§ **PROBLEM TO WORK ON**
Output each entry in full so that the result matches the data exactly.

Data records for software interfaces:
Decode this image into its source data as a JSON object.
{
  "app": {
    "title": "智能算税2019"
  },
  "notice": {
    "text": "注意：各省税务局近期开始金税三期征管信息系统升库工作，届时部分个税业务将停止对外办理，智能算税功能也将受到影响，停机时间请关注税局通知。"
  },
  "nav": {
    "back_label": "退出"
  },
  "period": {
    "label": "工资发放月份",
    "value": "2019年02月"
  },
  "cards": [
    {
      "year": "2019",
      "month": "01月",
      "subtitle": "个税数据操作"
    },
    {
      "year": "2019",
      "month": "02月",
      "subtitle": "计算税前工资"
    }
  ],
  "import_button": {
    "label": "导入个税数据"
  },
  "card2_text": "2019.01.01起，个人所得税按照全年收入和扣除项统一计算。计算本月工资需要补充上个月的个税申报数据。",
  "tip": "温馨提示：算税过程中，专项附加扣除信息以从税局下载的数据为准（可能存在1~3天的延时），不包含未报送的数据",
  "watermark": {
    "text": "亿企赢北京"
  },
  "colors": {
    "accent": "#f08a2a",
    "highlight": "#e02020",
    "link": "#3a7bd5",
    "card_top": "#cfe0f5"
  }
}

§ **WRITTEN SOLUTION**
Decode this image into its source data as a JSON object.
{
  "app": {
    "title": "智能算税2019"
  },
  "notice": {
    "text": "注意：各省税务局近期开始金税三期征管信息系统升库工作，届时部分个税业务将停止对外办理，智能算税功能也将受到影响，停机时间请关注税局通知。"
  },
  "nav": {
    "back_label": "退出"
  },
  "period": {
    "label": "工资发放月份",
    "value": "2019年02月"
  },
  "cards": [
    {
      "year": "2019",
      "month": "01月",
      "subtitle": "个税数据操作"
    },
    {
      "year": "2019",
      "month": "02月",
      "subtitle": "计算税前工资"
    }
  ],
  "import_button": {
    "label": "导入个税数据"
  },
  "card2_text": "2019.01.01起，个人所得税按照全年收入和扣除项统一计算。计算本月工资需要补充上个月的个税申报数据。",
  "tip": "温馨提示：算税过程中，专项附加扣除信息以从税局下载的数据为准（可能存在1~3天的延时），不包含未报送的数据",
  "watermark": {
    "text": "亿企赢北京"
  },
  "colors": {
    "accent": "#f08a2a",
    "highlight": "#e02020",
    "link": "#3a7bd5",
    "card_top": "#cfe0f5"
  }
}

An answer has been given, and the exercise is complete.